Diagnosis: During the clinical examination, the patient will have significantly reduced ankle plantar flexion strength on the involved side. When the tendon is palpated with one finger on either side, the tendon can be followed from the calcaneus to where it "disappears" in the area of the rupture and to where it then returns 2 to 3 cm proximal to the rupture. If the injury is recent, the patient indicates that her pain is localized at the site of the rupture. The defect eventually fills with blood and edema and the skin over the area becomes ecchymotic. The Thompson test is positive (figure 13.5).

Supplemental examinations: If the diagnosis is uncertain, ultrasound or MRI can be used to further evaluate the regional anatomy.

Treatment by physician: All patients who are active in sport at a relatively high level should undergo operative repair of the ruptured tendon as quickly as possible. Postoperatively, the ankle should be immobilized in an orthosis or cast for 2 weeks, with the foot in a slightly equinus position.

Treatment by physical therapist: After 2 weeks the cast or orthosis is removed. Then the patient’s ankle is mobilized in a range-of-motion walking orthosis permitting free plantar flexion and gradually increasing dorsiflexion (beginning from a zero position) over the next 4 weeks. Beginning 6 weeks after surgery, the patient gradually increases the intensity of strength and flexibility training. This treatment plan usually allows the athlete to return to full sport activity after about 3 months. Several studies have shown that early mobilization and loading of a sutured tendon increases collagen formation, remodeling, and strength in the repaired tendon. The risk of recurrent rupture is 1% to 2%, whereas the risk of perioperative infection is between 5% and 10%.

Some authors have recommended conservative treatment for total Achilles tendon ruptures. The recommended treatment consists of cast immobilization of the ankle with the foot in a mild equinus position for 4 weeks, after which the ankle is casted in slight plantar flexion for another 4 weeks. When the cast is removed at 8 weeks, the patient uses a buildup (of about 2 cm) under the heel for another 4 weeks, followed by careful strength and flexibility training. This treatment usually results in healing with a lengthened tendon, which reduces jumping ability. In addition, the risk of a recurrent rupture following conservative treatment is between 10% and 30%. Therefore, this method of treatment is not recommended for athletes.

Total Achilles tendon ruptures are frequently overlooked. The patient who sustains this injury will complain of weak calf musculature, and he will not be able to maintain his normal stride. It is impossible for the patient to stand on his toes on the involved side, and plantar flexion is limited. These patients require surgery to resect the scar tissue interposed in the rupture cleft, to mobilize the tendon and muscle proximally, and to suture end to end using either the tendon of the long plantar muscle or a fascia/tendon flap from the proximal part of the Achilles tendon for strength.
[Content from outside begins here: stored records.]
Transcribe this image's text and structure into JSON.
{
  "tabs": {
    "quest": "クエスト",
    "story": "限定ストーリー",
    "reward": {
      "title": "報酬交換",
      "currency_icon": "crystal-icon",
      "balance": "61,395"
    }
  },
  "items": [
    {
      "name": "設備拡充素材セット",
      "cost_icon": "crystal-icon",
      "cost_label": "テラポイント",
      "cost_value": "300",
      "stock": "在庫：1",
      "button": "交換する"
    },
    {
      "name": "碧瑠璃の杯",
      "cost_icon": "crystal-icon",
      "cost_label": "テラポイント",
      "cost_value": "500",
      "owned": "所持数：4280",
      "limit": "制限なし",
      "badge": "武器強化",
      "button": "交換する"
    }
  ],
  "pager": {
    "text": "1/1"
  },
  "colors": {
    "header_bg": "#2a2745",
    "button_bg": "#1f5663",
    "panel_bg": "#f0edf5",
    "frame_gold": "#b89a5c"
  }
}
Rehabilitation is the same as that used after acute repair, except that the progression of activities is somewhat slower and more cautious. The result with respect to strength and jumping ability is often somewhat worse in patients who undergo delayed repair than in those who undergo acute surgical repair.

 

This is an excerpt from Clinical Guide to Sports Injuries, edited by Roald Bahr and Sverre Maehlum and illustrated by Tommy Bolic.

Facebook Reddit LinkedIn Twitter
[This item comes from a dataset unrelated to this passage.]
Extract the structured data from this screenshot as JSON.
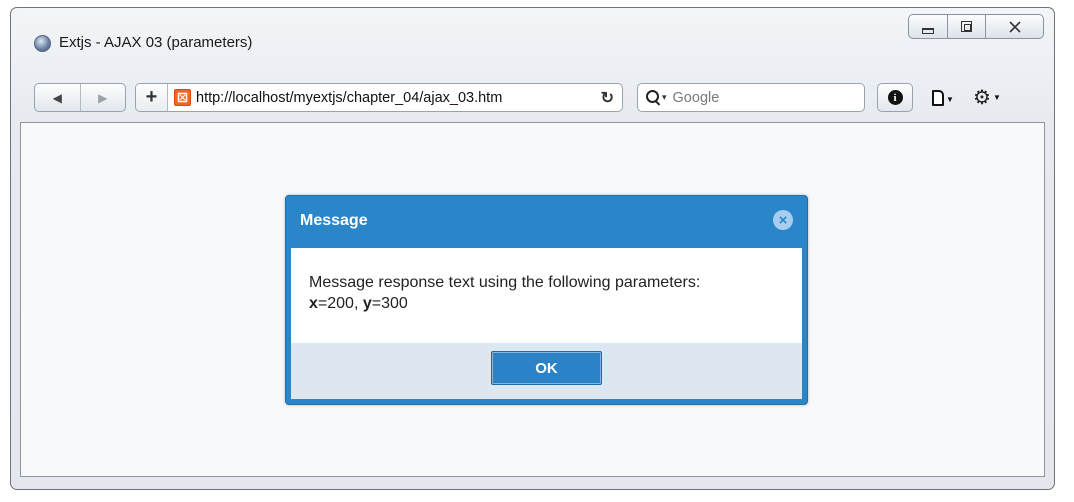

Get the latest news, special offers, and updates on authors and products. SIGN UP NOW!

Human Kinetics Rewards

About Our Products

Book Excerpts

Catalogs

News and Articles

About Us

Career Opportunities

Events

Business to Business

Author Center

HK Today Newsletter

Services

Exam/Desk Copies

Language rights translation

Associate Program

Rights and Permissions

Accessibility

Partnerships

Partners

Programs

Certifying Organizations

Continuing Education Policies

Connect with Us

YouTube Tumblr Pinterest

Terms & Conditions

/

Privacy Policy

/

Safe Harbor